SEC chairman Jay Clayton on Thursday defended the agency’s recent regulatory steps on cryptocurrency, arguing that oversight will strengthen the industry.
During a talk at Princeton University, Clayton also responded “absolutely not” to a question as to whether all ICOs were fraudulent, CoinDesk reports. Clayton went to explain the SEC’s steps to combat fraud will help the cryptocurrency industry develop.
Clayton’s remark came during a talk on “Cryptocurrency and Initial Coin Offerings,” one that was notable given his past statements, including his most famous issued in February, in which he said that he believes “every ICO” he’s seen qualifies as a security. Indeed, Clayton opened the talk by telling the assembled students he believes that “distributed ledger technology has incredible promise for the financial industry.”
The remarks from SEC’s highest-ranking official may signal a softening approach to ICOs, but not without a caveat; Clayton used an analogy to describe the difference between a utility token and a security token…..
“If I have a laundry token for washing my clothes, that’s not a security. But if I have a set of 10 laundry tokens and the laundromats are to be developed and those are offered to me as something I can use for the future and I’m buying them because I can sell them to next year’s incoming class, that’s a security,” he explained.

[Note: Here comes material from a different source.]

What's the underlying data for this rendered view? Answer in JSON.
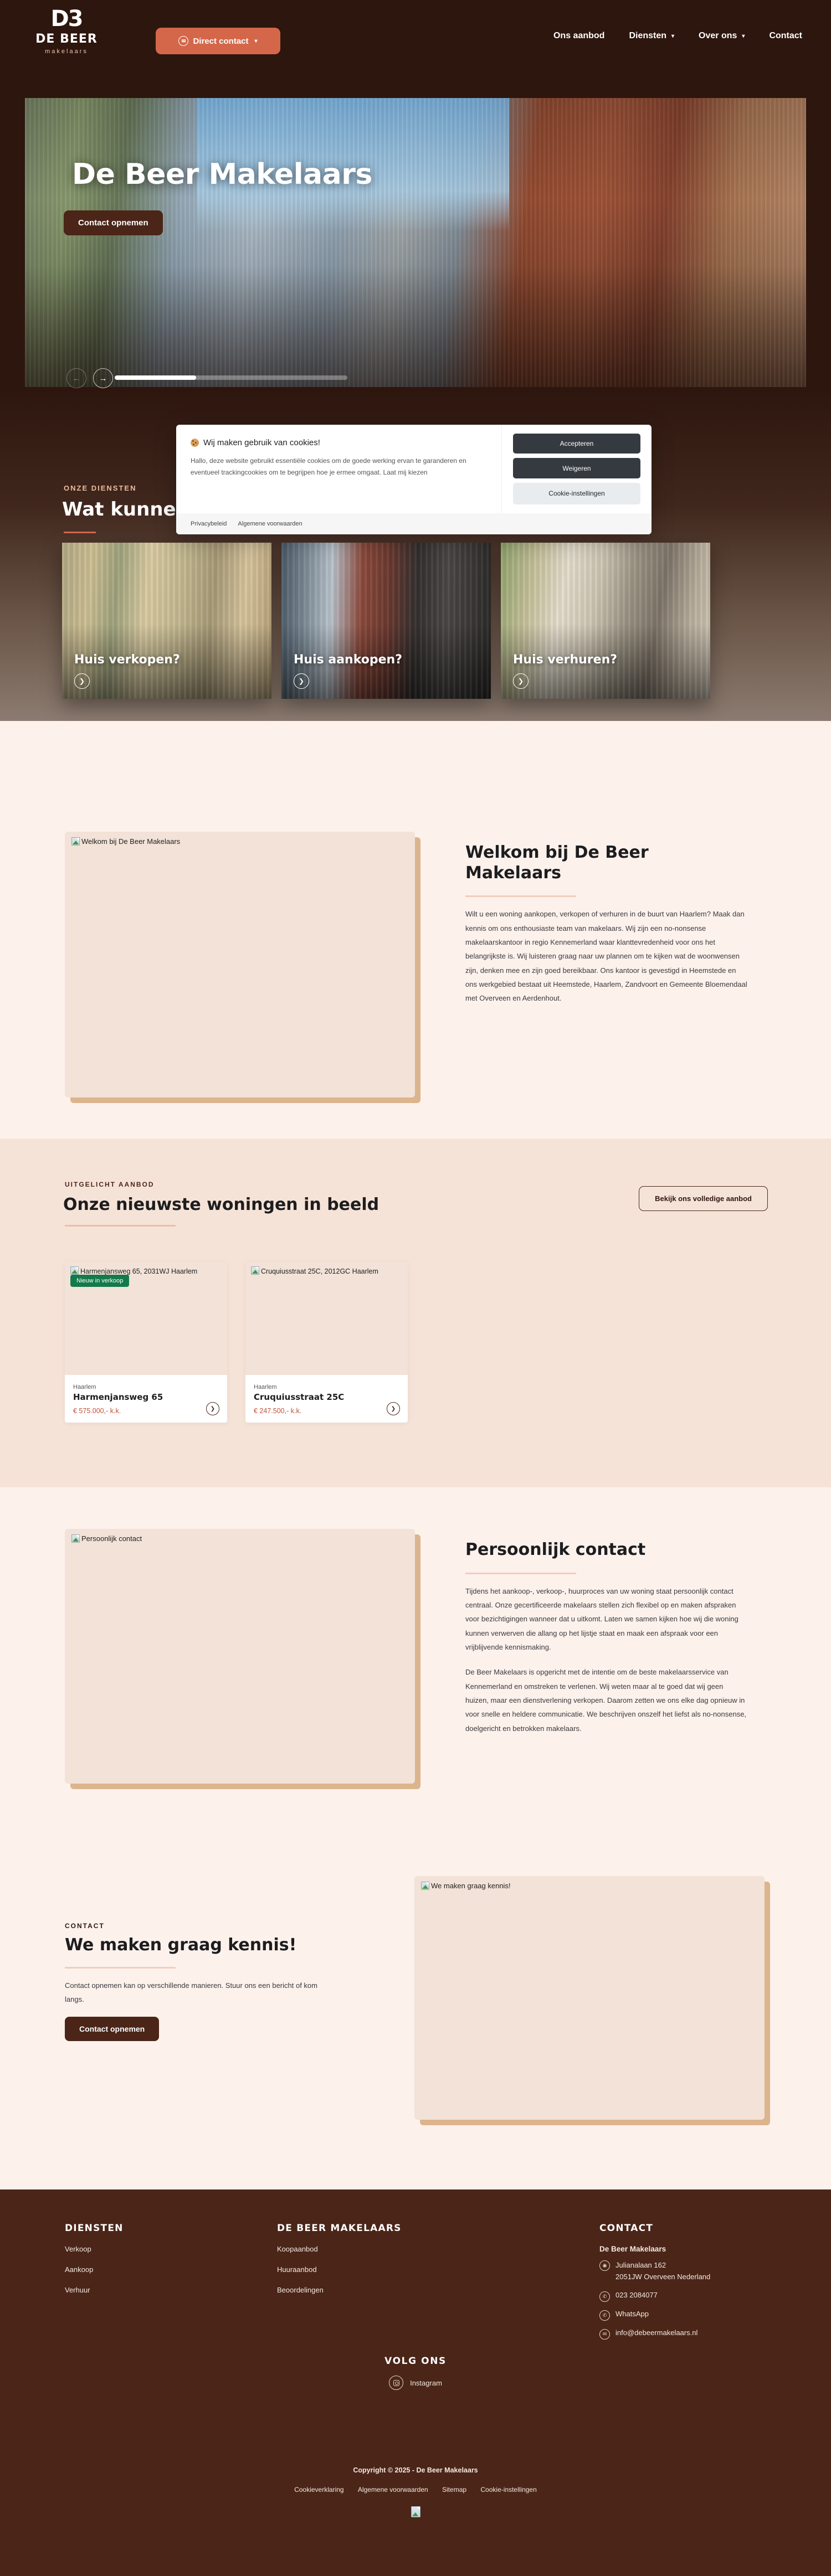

Finance industry veteran Evan Fisher, a senior Startup Consigliere with investor documentation firm Prospectus.com LLC stated, “Our firm’s view when guiding so-called “Crypto Cool Kids” setting out to raise capital via coin or token offerings has always advocated they stay inside ICO regulatory goal posts, regardless of whether those entrepreneurs are determined that what they are selling is something other than a security.” Added Fisher, “The simple question is whether its worth it to die on the sword, or to stay in the game and raise the money properly. This means staying smart when framing narrative that speaks to returns investors might make, the need to document that capital raising initiatives are aimed only at accredited investors and to follow global anti-money laundering rules.”
Clayton’s remarks follow the SEC’s recent charges against the co-founders of Centra Tech. The agency stopped an ICO and charged Sohrab Sharma and Robert Farka with fraud after they raised $32 million by selling “unregistered securities,” CoinDesk reported earlier.
Clayton said that such actions were in the industry’s best interests. “I think if we don’t stop the fraudsters, there is a serious risk [of a] regulatory pendulum — the regulatory actions will be so severe that they will restrict the capacity of this new security,” he reportedly told the audience.
Elsewhere, Clayton discussed the evolving terminology of the industry.
One of the issues with token sales, he remarked, is the attempt to classify them as so-called “utility tokens,” which would ostensibly free them from any kind of designation as a security. As such, he reiterated his view that almost all token sales purport to sell such products, despite the fact that they are actually securities.
If a startup is “offering something that depends on the efforts of others, it should be regulated as a security,” he told the gathering of students on Thursday.
Still, he suggested that such a definition can evolve over time.
SEC Head Clayton Softens View On ICOs aka New Age Private Placements